"We appreciate that Gov. Brownback recognizes the role higher education plays in economic development and job growth in Kansas and how it speeds the state's economic recovery," said Kansas State President Kirk Schultz.

The University of Kansas is seeking to gain National Cancer Center designation for medical school operations in Kansas City, while Wichita State University is continuing on the success of its aviation research center linked to the cluster of aircraft and aerospace industries in south-central Kansas.

Brownback also proposes reorganizing all of state government and moving some Kansas economic development functions currently embedded in other state agencies to universities. It includes abolishing the Kansas Technology Enterprise Corporation, which helps high-tech firms get off the ground, and move the functions and research grants under the regents.

Bills to accomplish some of the governor's spending and policy initiatives were introduced last week when the Legislature convened. Hearings on those measures are expected to begin in the coming weeks.


JustNoticed 7 years, 4 months ago

But. But ... I thought he was a spawn of the devil.

straightforward 7 years, 4 months ago

Obviously this is an example of right-wing media bias...

Hwy50 7 years, 4 months ago

I find it sad that they're pleased with this. "Take it from them, not us!" Will they still be pleased with this when kids coming out of K-12 heading their way are not as well educated?

Terry Schmidt 7 years, 4 months ago

We need to keep in mind the Governor has never been a real proponent of K-12 public ed - where do you think his own children were educated? Shocked to know it was in the paroachial system? Go figure.

Also, the Board of Regents are paying very big dollars for their Executive to glad hand, smile, and make the incoming Administration feel important.

Pathetic State of Affairs for Kansas and a continued pathetic show of leadership from the Regent's office.

thatonedude 7 years, 4 months ago

While I will dump on Gov. Brownback at any opportunity, and think it is laughable the way he ignores K-12, I will just mention that I went to a public high school with his children.

KU_cynic 7 years, 4 months ago

First, full disclosure: I am a KU professor.

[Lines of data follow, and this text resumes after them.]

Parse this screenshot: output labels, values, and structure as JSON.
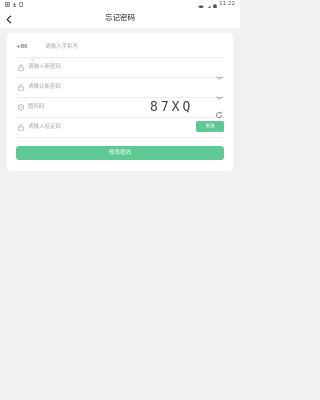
{
  "status_bar": {
    "time": "11:22"
  },
  "header": {
    "title": "忘记密码"
  },
  "form": {
    "country_code": "+86",
    "phone_placeholder": "请输入手机号",
    "new_password_placeholder": "请输入新密码",
    "confirm_password_placeholder": "请输认新密码",
    "captcha_placeholder": "图形码",
    "captcha_text": "87XQ",
    "sms_code_placeholder": "请输入验证码",
    "send_label": "发送",
    "submit_label": "修改密码"
  },
  "colors": {
    "accent": "#5ec994",
    "background": "#f1f1f1",
    "card": "#ffffff"
  },
  "icons": {
    "back": "chevron-left-icon",
    "lock": "lock-icon",
    "shield": "shield-icon",
    "eye": "eye-closed-icon",
    "refresh": "refresh-icon"
  }
}
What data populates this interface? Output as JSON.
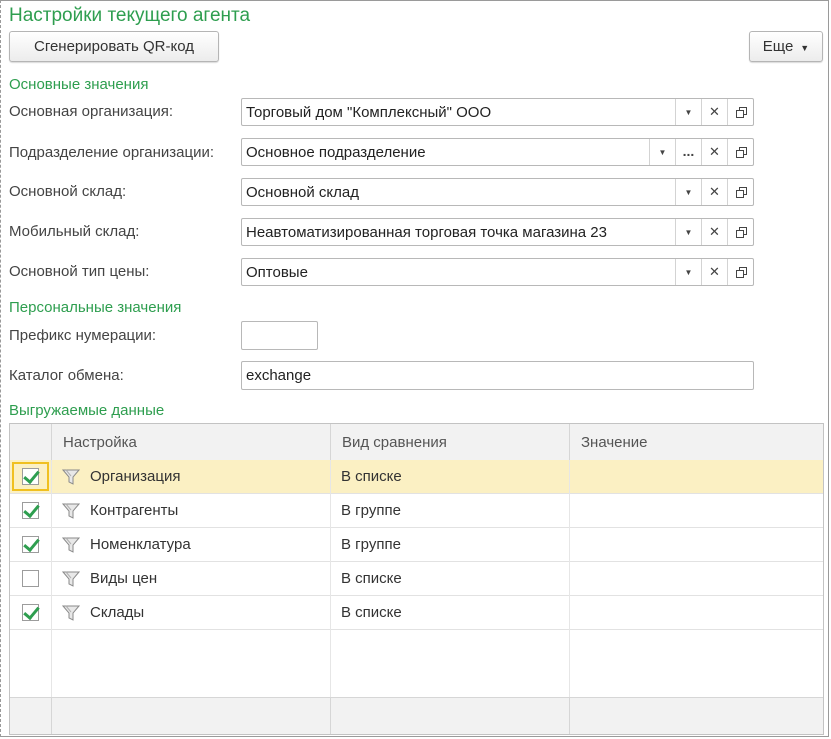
{
  "window": {
    "title": "Настройки текущего агента"
  },
  "toolbar": {
    "qr_button": "Сгенерировать QR-код",
    "more_button": "Еще",
    "more_arrow": "▼"
  },
  "sections": {
    "main": "Основные значения",
    "personal": "Персональные значения",
    "exported": "Выгружаемые данные"
  },
  "fields": {
    "organization": {
      "label": "Основная организация:",
      "value": "Торговый дом \"Комплексный\" ООО"
    },
    "subdivision": {
      "label": "Подразделение организации:",
      "value": "Основное подразделение"
    },
    "warehouse": {
      "label": "Основной склад:",
      "value": "Основной склад"
    },
    "mobile_warehouse": {
      "label": "Мобильный склад:",
      "value": "Неавтоматизированная торговая точка магазина 23"
    },
    "price_type": {
      "label": "Основной тип цены:",
      "value": "Оптовые"
    },
    "prefix": {
      "label": "Префикс нумерации:",
      "value": ""
    },
    "exchange_catalog": {
      "label": "Каталог обмена:",
      "value": "exchange"
    }
  },
  "field_buttons": {
    "dropdown": "▼",
    "clear": "✕",
    "select": "..."
  },
  "table": {
    "columns": [
      "Настройка",
      "Вид сравнения",
      "Значение"
    ],
    "rows": [
      {
        "checked": true,
        "setting": "Организация",
        "comparison": "В списке",
        "value": "",
        "selected": true
      },
      {
        "checked": true,
        "setting": "Контрагенты",
        "comparison": "В группе",
        "value": ""
      },
      {
        "checked": true,
        "setting": "Номенклатура",
        "comparison": "В группе",
        "value": ""
      },
      {
        "checked": false,
        "setting": "Виды цен",
        "comparison": "В списке",
        "value": ""
      },
      {
        "checked": true,
        "setting": "Склады",
        "comparison": "В списке",
        "value": ""
      }
    ]
  },
  "colors": {
    "accent_green": "#2e9e4f",
    "selected_row": "#fbf0c3",
    "focus_border": "#f0c020"
  }
}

My impressions when I came to Kansas over a decade ago were that state university tuition rates were too low, K-12 education was relatively underfunded, and that state universities were overfunded (and should rely more on tuition). A decade later, tuition rates have risen, but I still feel that Kansas priorities are skewed in a way that harms the base as represented in K-12.

Because of the relatively smaller size of the higher education budget relative to the larger K-12 budget, robbing Peter to rob Paul less aggressively isn't a solution to the budget woes. However, shared sacrifice would seem to a more equitable way to deal with the reality of revenue slowdowns and a legislature unwilling to raise taxes, especially since major restructuring (elimination of redundant programs, pruning of low-impact and low-quality programs, etc.) has thus far been avoided at state universities.

That's why higher ed leaders are mum-to-pleased with the governor's budget; for another year they can put off tough decisions. As a self-interested KU employee, I'll still be among the first to say that's not fair.

Miles Nease 7 years, 4 months ago

The real problem is that a state with only 2.8 million residents supports 32 higher education institutions, including seven four-year colleges. Rural, K-12 school districts are having to close and/or merge schools because of declining enrollments and costs. The Regents need to do the same with the universities and community colleges. Are seven universities really necessary? The number of community colleges surely can be reduced, as well. BTW, the article stated that there are 19 community colleges and seven four-year colleges. What are the other six institutions, vo- techs?

handley 7 years, 4 months ago

I just read in the paper that we need to boost our education to keep up with China, this does not sound like a boost to me.

mdd660 7 years, 4 months ago

Funding the teachers pension fund takes priority over trying to keep up with China's education system.

Commenting has been disabled for this item.